Fourteen doctors and other medical professionals were among those charged in fraud schemes that totaled $258 million in California, Oregon and Arizona.
Charges were brought Wednesday against 34 people for alleged Medicare and Medicaid fraud in three states, according to the Department of Justice.
In California, 26 people, including 14 doctors or medical professionals, were charged with billing Medicare and other health plans for $257 million in fraudulent charges.
In addition, eight people, including three licensed medical professionals, were charged in Arizona and Oregon with defrauding Medicaid of more than $1 million, the federal agency said.
The charges targeted schemes billing Medicare and Medicaid for services, testing, and prescriptions that were not medically necessary or not actually provided to beneficiaries, the DOJ said.

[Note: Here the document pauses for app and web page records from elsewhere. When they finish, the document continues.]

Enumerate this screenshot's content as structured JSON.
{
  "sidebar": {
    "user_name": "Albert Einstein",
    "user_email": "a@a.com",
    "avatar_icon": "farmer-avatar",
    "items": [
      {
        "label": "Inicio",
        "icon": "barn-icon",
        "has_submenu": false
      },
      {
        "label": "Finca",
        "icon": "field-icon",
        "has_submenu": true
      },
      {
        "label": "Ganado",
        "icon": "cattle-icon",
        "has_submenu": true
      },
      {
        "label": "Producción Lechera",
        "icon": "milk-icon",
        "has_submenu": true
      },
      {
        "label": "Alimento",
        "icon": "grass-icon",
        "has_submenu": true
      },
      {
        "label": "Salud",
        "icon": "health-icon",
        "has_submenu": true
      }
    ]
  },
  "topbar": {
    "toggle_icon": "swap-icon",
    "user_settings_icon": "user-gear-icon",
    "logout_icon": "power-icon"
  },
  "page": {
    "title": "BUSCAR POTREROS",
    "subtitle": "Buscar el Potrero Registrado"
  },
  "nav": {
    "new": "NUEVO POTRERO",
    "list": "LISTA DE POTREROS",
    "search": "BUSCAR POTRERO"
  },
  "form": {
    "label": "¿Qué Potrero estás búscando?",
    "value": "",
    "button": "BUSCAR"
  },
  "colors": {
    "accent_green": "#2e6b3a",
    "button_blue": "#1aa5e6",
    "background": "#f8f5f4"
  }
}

“Today’s action shows that our ability to detect and prosecute healthcare fraud grows more sophisticated with each passing day,” said Assistant Attorney General Brian A. Benczkowski of the Justice Department’s Criminal Division, who made the announcement.
Among those charged are doctors, chiropractors, a pharmacist, a medical assistant and a physician assistant.
In one California case alone, six physicians from that state face charges. Among those charged were: Ronald Weaver, M.D., 70, of Pacific Palisades; John Weaver, M.D., 75, of Alhambra; Ronald Carlish, M.D., 78, of Pacific Palisades; Howard Elkin, M.D., 68, of Whittier; Wolfgang Scheele, M.D., 79, of Los Angeles and Nagesh Shetty, M.D., 74 of Huntington Beach. All were charged for their alleged participation in a $135 million scheme to defraud Medicare through medically unnecessary cardiac treatments and testing through Global Cardio Care of Inglewood, California, the DOJ said.